Why do we seek to minimize

`x^2`

instead of minimizing`|x|^1.95`

or`|x|^2.05`

.

Are there reasons why the number should be exactly two or is it simply a convention that has the advantage of simplifying the math?

**Answer**

This question is quite old but I actually have an answer that doesn’t appear here, and one that gives a compelling reason why (under some reasonable assumptions) squared error is correct, while any other power is incorrect.

Say we have some data $D = \langle(\mathbf{x}_1,y_1),(\mathbf{x}_2,y_2),…,(\mathbf{x}_n,y_n)\rangle$ and want to find the linear (or whatever) function $f$ that best predicts the data, in the sense that the probability density $p_f(D)$ for observing this data should be maximal with regard to $f$ (this is called the *maximum likelihood estimation*). If we assume that the data are given by $f$ plus a normally distributed error term with standard deviation $\sigma$, then

$$p_f(D) = \prod_{i=1}^{n} \frac{1}{\sigma\sqrt{2\pi}} e^{-\frac{(y_i – f(\mathbf{x}_i))^2}{2\sigma^2}}.$$

This is equivalent to

$$\frac{1}{\sigma^n(2\pi)^{n/2}}e^{-\frac{1}{2\sigma^2}\sum_{i=1}^{n} (y_i – f(\mathbf{x}_i))^2}.$$

So maximizing $p_f(D)$ is accomplished by minimizing $\sum_{i=1}^{n} (y_i – f(\mathbf{x}_i))^2$, that is, the sum of the squared error terms.

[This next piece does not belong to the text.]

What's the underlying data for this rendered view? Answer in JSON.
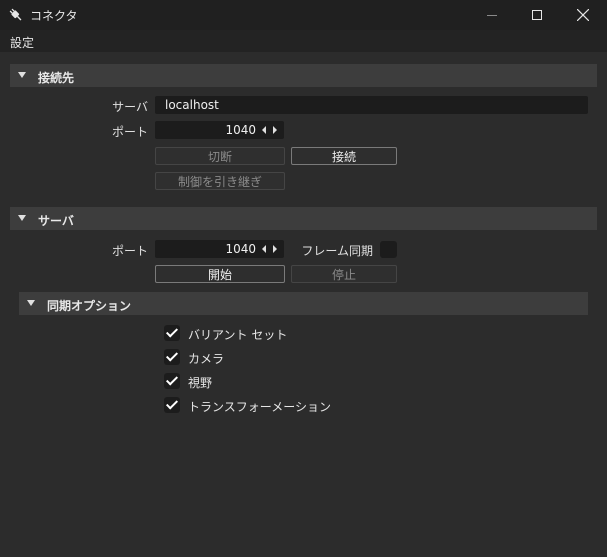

**Attribution***Source : Link , Question Author : Christian , Answer Author : Community*